Dataset rows for apps and sites
• • • •
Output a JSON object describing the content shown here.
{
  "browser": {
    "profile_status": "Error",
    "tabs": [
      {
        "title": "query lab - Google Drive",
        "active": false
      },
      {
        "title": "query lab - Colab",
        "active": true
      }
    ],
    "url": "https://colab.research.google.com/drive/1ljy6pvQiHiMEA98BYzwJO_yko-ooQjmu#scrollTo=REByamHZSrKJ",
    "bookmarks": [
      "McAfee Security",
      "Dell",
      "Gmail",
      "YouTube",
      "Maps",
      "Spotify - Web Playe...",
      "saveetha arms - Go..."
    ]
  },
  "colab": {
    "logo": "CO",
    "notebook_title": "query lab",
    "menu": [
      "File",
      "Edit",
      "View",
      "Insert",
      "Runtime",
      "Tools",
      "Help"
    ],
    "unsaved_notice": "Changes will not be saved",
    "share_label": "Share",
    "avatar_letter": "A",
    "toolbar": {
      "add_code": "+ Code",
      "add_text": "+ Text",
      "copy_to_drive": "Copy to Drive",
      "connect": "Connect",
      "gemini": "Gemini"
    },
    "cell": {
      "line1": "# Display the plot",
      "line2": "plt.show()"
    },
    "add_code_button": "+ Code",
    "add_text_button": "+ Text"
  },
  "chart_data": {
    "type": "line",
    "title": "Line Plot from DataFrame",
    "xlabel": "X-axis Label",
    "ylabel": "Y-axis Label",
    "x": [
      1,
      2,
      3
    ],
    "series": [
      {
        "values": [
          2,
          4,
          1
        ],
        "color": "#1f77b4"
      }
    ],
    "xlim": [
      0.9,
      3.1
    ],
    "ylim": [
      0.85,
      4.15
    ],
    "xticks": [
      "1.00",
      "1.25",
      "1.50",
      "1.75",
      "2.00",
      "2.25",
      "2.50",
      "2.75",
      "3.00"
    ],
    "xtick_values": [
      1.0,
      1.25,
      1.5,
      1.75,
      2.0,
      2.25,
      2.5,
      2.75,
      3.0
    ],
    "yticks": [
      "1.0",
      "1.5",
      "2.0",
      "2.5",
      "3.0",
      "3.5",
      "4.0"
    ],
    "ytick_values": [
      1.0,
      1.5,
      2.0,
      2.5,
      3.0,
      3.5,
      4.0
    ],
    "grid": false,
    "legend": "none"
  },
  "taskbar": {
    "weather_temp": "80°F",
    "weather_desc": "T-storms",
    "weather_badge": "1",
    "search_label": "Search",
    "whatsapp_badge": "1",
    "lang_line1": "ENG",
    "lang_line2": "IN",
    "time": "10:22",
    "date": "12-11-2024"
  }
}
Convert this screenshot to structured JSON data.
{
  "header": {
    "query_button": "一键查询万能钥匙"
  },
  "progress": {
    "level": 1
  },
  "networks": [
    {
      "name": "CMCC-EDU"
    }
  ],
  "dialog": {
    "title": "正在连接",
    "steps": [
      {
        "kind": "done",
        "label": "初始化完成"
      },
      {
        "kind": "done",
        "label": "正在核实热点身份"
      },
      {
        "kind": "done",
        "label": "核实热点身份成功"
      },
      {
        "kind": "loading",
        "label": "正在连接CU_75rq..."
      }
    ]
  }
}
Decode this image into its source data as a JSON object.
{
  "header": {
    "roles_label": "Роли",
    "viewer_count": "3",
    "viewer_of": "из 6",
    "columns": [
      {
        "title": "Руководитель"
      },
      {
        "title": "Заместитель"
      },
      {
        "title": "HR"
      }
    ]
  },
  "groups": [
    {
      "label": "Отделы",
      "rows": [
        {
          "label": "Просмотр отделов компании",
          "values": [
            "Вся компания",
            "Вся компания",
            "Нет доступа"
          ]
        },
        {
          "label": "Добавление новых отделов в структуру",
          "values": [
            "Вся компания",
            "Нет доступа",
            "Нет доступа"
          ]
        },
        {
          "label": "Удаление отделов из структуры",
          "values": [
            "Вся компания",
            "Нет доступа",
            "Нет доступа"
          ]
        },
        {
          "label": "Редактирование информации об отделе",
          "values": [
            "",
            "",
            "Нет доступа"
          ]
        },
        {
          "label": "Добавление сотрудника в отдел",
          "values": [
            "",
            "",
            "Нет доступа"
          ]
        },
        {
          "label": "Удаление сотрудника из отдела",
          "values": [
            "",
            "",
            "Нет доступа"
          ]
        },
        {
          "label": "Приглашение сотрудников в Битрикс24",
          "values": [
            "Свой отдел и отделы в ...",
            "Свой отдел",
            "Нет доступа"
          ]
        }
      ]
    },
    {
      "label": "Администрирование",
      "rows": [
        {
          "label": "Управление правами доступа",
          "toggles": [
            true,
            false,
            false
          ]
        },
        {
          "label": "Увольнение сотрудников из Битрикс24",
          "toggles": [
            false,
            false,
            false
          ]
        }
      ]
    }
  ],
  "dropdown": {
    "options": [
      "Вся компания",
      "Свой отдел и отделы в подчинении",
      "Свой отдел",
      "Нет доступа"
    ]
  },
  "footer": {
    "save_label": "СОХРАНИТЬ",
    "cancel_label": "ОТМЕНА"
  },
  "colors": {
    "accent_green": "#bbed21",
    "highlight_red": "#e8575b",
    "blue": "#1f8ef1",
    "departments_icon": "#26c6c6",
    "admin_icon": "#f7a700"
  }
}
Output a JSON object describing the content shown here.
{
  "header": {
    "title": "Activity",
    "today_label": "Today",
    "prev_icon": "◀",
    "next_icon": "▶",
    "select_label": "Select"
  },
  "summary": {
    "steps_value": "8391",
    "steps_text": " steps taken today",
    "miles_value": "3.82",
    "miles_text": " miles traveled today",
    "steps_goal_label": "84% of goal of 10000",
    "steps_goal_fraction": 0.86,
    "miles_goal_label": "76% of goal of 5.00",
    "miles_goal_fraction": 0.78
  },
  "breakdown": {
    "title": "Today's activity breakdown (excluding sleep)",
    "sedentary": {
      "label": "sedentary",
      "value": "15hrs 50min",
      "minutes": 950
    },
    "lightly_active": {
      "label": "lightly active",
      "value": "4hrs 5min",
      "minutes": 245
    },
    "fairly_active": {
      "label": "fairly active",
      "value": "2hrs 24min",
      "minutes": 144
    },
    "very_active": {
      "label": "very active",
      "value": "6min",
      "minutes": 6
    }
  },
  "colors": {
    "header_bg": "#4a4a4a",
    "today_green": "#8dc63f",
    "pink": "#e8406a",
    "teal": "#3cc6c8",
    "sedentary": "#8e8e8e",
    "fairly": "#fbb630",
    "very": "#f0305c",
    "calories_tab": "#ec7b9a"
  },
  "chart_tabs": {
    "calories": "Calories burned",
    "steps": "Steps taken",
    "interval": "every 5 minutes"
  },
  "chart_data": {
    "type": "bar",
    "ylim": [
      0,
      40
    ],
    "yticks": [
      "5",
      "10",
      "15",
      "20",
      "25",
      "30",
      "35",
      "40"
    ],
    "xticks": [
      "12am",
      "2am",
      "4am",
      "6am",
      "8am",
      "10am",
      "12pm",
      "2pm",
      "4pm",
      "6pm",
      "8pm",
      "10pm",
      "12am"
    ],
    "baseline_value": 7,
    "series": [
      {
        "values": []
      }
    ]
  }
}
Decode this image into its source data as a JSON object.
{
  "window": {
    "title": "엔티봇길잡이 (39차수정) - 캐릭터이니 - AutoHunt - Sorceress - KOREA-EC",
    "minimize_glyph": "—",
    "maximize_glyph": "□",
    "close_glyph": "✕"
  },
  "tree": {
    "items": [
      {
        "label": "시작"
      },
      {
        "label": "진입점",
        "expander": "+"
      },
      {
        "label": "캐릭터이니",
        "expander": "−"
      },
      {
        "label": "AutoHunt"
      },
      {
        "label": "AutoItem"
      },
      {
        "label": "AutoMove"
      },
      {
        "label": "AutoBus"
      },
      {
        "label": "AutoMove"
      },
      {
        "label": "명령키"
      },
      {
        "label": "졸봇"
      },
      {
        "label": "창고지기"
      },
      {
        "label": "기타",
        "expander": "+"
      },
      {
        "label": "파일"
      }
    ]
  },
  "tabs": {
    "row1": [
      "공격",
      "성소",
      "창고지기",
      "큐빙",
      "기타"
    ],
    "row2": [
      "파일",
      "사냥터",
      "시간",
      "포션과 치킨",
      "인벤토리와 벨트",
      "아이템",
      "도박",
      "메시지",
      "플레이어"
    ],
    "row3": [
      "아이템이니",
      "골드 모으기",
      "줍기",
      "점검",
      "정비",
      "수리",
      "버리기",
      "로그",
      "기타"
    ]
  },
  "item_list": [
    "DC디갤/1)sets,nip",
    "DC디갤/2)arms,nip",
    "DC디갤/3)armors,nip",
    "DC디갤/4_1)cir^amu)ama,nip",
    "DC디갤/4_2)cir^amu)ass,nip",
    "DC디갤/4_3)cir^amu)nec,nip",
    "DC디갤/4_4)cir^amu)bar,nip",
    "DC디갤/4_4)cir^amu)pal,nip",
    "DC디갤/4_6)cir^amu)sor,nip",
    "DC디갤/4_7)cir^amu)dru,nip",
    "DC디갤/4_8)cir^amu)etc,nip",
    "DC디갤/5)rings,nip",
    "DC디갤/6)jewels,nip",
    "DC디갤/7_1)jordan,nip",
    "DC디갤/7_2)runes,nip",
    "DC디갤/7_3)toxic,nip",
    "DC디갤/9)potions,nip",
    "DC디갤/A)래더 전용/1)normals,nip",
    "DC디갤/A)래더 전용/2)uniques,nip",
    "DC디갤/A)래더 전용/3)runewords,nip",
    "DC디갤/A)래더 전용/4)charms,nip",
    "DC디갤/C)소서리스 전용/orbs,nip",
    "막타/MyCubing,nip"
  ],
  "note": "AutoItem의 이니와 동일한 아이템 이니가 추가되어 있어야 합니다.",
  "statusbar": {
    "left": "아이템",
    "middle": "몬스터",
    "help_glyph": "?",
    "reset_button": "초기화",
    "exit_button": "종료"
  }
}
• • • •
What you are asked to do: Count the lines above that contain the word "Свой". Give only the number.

Task response: 4